Among the countless treasures tucked away in the Beloit College Archives are many fine examples of student academic work: handwritten theses from the 19th century, Field Term reports from the Beloit Plan era of the 1960s and 1970s, folders chock full of poetry from John Rosenwald’s creative writing classes, and dozens of images developed and printed in campus darkrooms by Michael Simon’s photography students. There are also a great variety of student papers on Beloit itself. One paper focuses on the architecture of Pearsons Hall. Another paper studies isolationism on campus just prior to the U.S. entering World War II. Still another examines the advent of the Black Power movement on campus in the late 1960s. For their sociology class in the early 1930s, Fredericka Ramsey and Margaret Rider wrote a lengthy paper entitled “Traditions of Beloit College.” The students surveyed 36 Beloit traditions, including social, intellectual, scholastic, athletic, and religious. They also reported on “obsolete” traditions such as “no movies on Sundays,” explaining that “it was not until 1923 that students began to go to Sunday movies and although college authorities are opposed to it, students continue to go and probably in larger numbers each year.”
In their survey form, under “attitudes held toward tradition,” they reveal a timeless tug of war between younger and older generations:
“The student body regards the tradition against movies on Sundays as being an old fashioned idea while members of the faculty regard it as being beneficial, believing that students leisure time could be used to better advantage.”
Of course many of the traditions popular in the 1930s are now long gone, supplanted by other traditions and later on replaced by still newer traditions. Perhaps an ambitious pair of students could replicate the 1930s study in 2014. For part one of a two-part series, let’s raid the archives collections and illustrate some of the traditions described by Ramsey and Rider.
The authors inform us that the tradition for having bands play at athletic games “is quite an old one. It originated to add color to games and to arouse enthusiasm…The students are in favor of it but don’t appreciate it much.” A 1930 photograph shows the college band next to Eaton Chapel, with floats trailing behind.
From its inception, the college fostered competitive debating societies, which later gave way to a debate club. By the turn of the 20th century, intercollegiate debates had nearly as rabid a Beloit following as did football. At the time of this study, the college’s speech department sponsored a “Debating Club” which pitted two teams composed of juniors and seniors against each other arguing important topics of the day.
The writers grouped the Ka Ne Literary Society, founded in 1920 for women students, under “Traditions – Intellectual.” The society met monthly for literary discussions and eventually published the Turtle, a magazine of poetry and fiction by Beloit College students, which appeared through the early 1950s.
Although Ramsey and Rider claimed “Hazing of Freshmen” as an obsolete tradition, some form of hazing continued for many more years. “The hazing of the freshmen started out easily but it became a cruel and vicious hazing,” they wrote. “The faculty and administration thoroughly disapproved and eventually forbade hazing. The students rather enjoyed it.” As a sophomore in 1909, Theodore Chrischilles depicted hazing in one of the many comical drawings illustrating his diary.
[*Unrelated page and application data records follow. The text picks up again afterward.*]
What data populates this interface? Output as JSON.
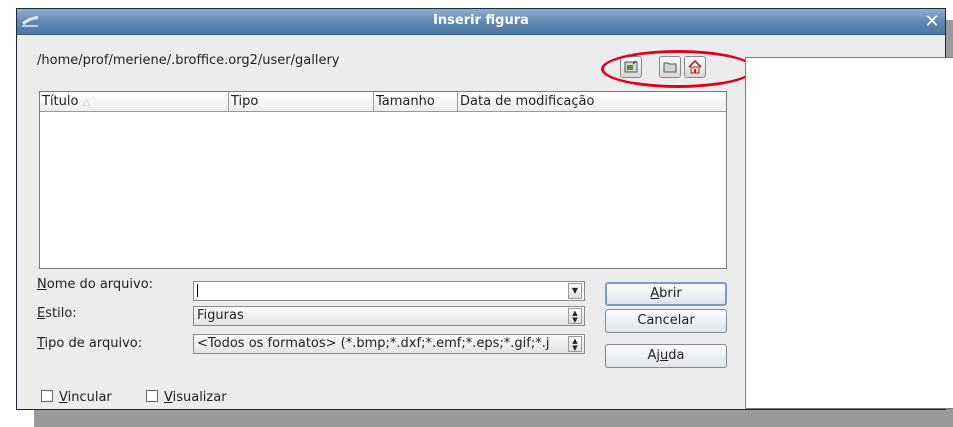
{
  "window": {
    "title": "Inserir figura",
    "close_glyph": "✕"
  },
  "path": "/home/prof/meriene/.broffice.org2/user/gallery",
  "toolbar": {
    "icons": [
      "up-level-icon",
      "new-folder-icon",
      "home-icon"
    ]
  },
  "file_list": {
    "columns": [
      "Título",
      "Tipo",
      "Tamanho",
      "Data de modificação"
    ],
    "sort_indicator": "△"
  },
  "form": {
    "filename": {
      "label_pre": "",
      "label_mnemonic": "N",
      "label_post": "ome do arquivo:",
      "value": ""
    },
    "style": {
      "label_mnemonic": "E",
      "label_post": "stilo:",
      "value": "Figuras"
    },
    "filetype": {
      "label_mnemonic": "T",
      "label_post": "ipo de arquivo:",
      "value": "<Todos os formatos> (*.bmp;*.dxf;*.emf;*.eps;*.gif;*.j"
    }
  },
  "buttons": {
    "open": {
      "pre": "",
      "mnemonic": "A",
      "post": "brir"
    },
    "cancel": "Cancelar",
    "help": {
      "pre": "Aj",
      "mnemonic": "u",
      "post": "da"
    }
  },
  "checkboxes": {
    "link": {
      "mnemonic": "V",
      "post": "incular",
      "checked": false
    },
    "preview": {
      "mnemonic": "V",
      "post": "isualizar",
      "checked": false
    }
  },
  "colors": {
    "titlebar": "#5d87b1",
    "highlight": "#e3001b"
  }
}
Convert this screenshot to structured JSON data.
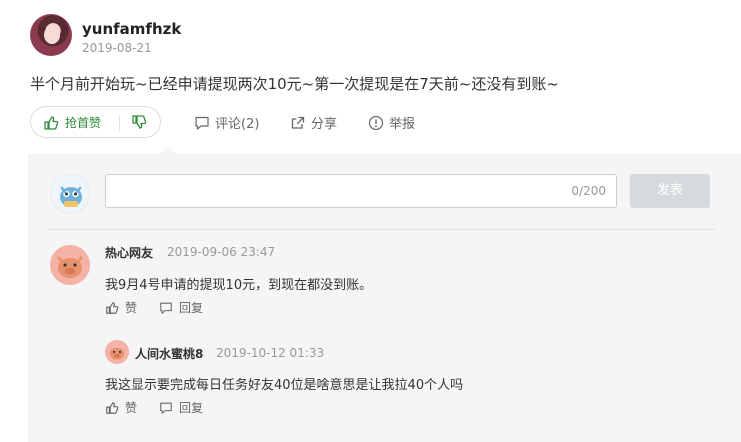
{
  "post": {
    "username": "yunfamfhzk",
    "date": "2019-08-21",
    "body": "半个月前开始玩~已经申请提现两次10元~第一次提现是在7天前~还没有到账~"
  },
  "actions": {
    "upvote_label": "抢首赞",
    "comment_label": "评论(2)",
    "share_label": "分享",
    "report_label": "举报"
  },
  "editor": {
    "placeholder": "",
    "counter": "0/200",
    "submit_label": "发表"
  },
  "comments": [
    {
      "author": "热心网友",
      "time": "2019-09-06 23:47",
      "text": "我9月4号申请的提现10元，到现在都没到账。",
      "like_label": "赞",
      "reply_label": "回复"
    }
  ],
  "replies": [
    {
      "author": "人间水蜜桃8",
      "time": "2019-10-12 01:33",
      "text": "我这显示要完成每日任务好友40位是啥意思是让我拉40个人吗",
      "like_label": "赞",
      "reply_label": "回复"
    }
  ],
  "colors": {
    "upvote_green": "#2e8b3a",
    "panel_bg": "#f5f5f5",
    "submit_bg": "#d6dadd"
  }
}
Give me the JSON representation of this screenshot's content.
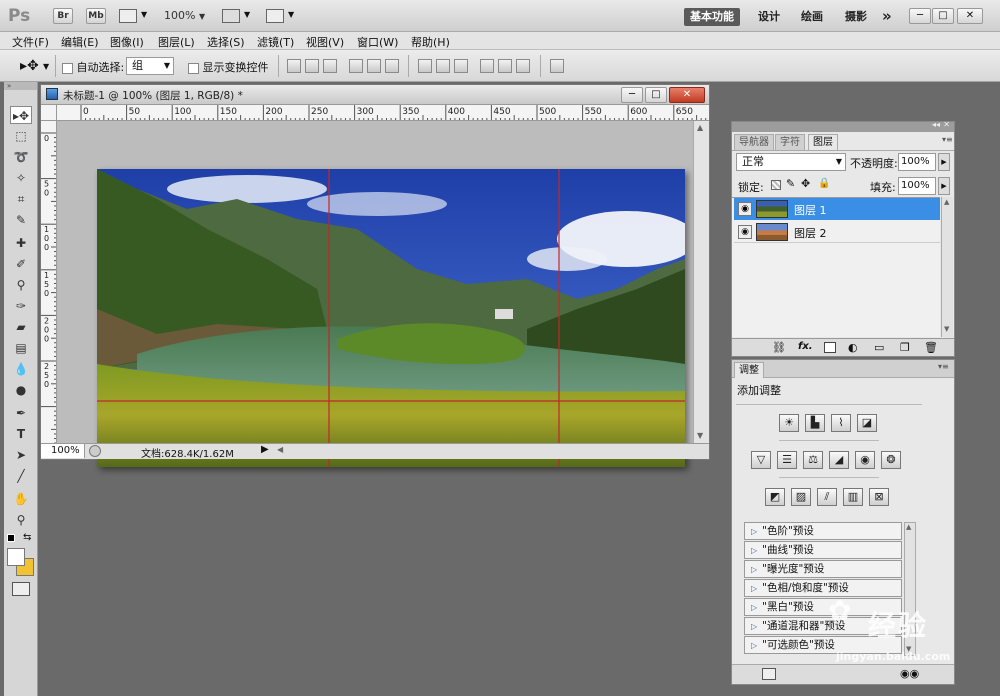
{
  "appbar": {
    "logo": "Ps",
    "bridge_label": "Br",
    "minibridge_label": "Mb",
    "zoom": "100%",
    "workspaces": [
      "基本功能",
      "设计",
      "绘画",
      "摄影"
    ],
    "more": "»"
  },
  "menus": [
    "文件(F)",
    "编辑(E)",
    "图像(I)",
    "图层(L)",
    "选择(S)",
    "滤镜(T)",
    "视图(V)",
    "窗口(W)",
    "帮助(H)"
  ],
  "options": {
    "auto_select_label": "自动选择:",
    "auto_select_value": "组",
    "transform_label": "显示变换控件"
  },
  "document": {
    "title": "未标题-1 @ 100% (图层 1, RGB/8) *",
    "ruler_top": [
      "0",
      "50",
      "100",
      "150",
      "200",
      "250",
      "300",
      "350",
      "400",
      "450",
      "500",
      "550",
      "600",
      "650"
    ],
    "ruler_left": [
      "0",
      "5 0",
      "1 0 0",
      "1 5 0",
      "2 0 0",
      "2 5 0"
    ],
    "zoom": "100%",
    "doc_info": "文档:628.4K/1.62M"
  },
  "layers_panel": {
    "tabs": [
      "导航器",
      "字符",
      "图层"
    ],
    "active_tab": "图层",
    "blend_mode": "正常",
    "opacity_label": "不透明度:",
    "opacity": "100%",
    "lock_label": "锁定:",
    "fill_label": "填充:",
    "fill": "100%",
    "layers": [
      {
        "name": "图层 1",
        "selected": true
      },
      {
        "name": "图层 2",
        "selected": false
      }
    ],
    "bottom_icons": [
      "link-icon",
      "fx-icon",
      "mask-icon",
      "adjustment-icon",
      "folder-icon",
      "new-layer-icon",
      "trash-icon"
    ],
    "fx_label": "fx."
  },
  "adjustments_panel": {
    "tab": "调整",
    "heading": "添加调整",
    "presets": [
      "\"色阶\"预设",
      "\"曲线\"预设",
      "\"曝光度\"预设",
      "\"色相/饱和度\"预设",
      "\"黑白\"预设",
      "\"通道混和器\"预设",
      "\"可选颜色\"预设"
    ]
  },
  "watermark": {
    "brand": "经验",
    "url": "jingyan.baidu.com"
  },
  "colors": {
    "workspace_active": "#5a5a5a",
    "selected_layer": "#3a8ee6",
    "guide": "#c0282a",
    "close_button": "#c23b23"
  }
}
Exotic hats and dapper walking canes appealed to students of the late 19th century such as these members of the class of 1887, who appeared in rather wild garb as freshmen in 1884, apparently by choice. According to our sociologist students, “the faculty and administration were indifferent to this tradition.”
Christmas Vespers was a long standing tradition, replaced in recent years by annual holiday choral concerts held at Eaton Chapel. A typical program in the 1930s featured President Irving Maurer acting as minister to the congregation, guest organists and harpists, vesper and a capella choirs, and the singing of traditional Christmas carols.
After World War I, the college observed Armistice Day for many years. “This is another recognition service for those who lost their lives in the World War,” Ramsey and Rider wrote. “At this service all of the names of Beloit men are read to the College assembly, after which taps are blown terminating the service.” A rare photograph displays the World War I service flag hanging in Eaton Chapel, each star representing a member of the college family who served in the war.
Students loved a good roaring bonfire during Homecoming festivities or after football victories. Enterprising pyromaniacs raided local stores for discarded crates and boxes and barrels and hauled great piles of wood onto campus. By the early 1930s, victory bonfires had temporarily snuffed out because they “became too much work,” possibly due to conflagration fatigue. Wrote Ramsey and Rider: “They had the bonfire whether the team won or not.” Homecoming 1955, however, found the tradition alive and well, certainly ablaze with newfound vigor.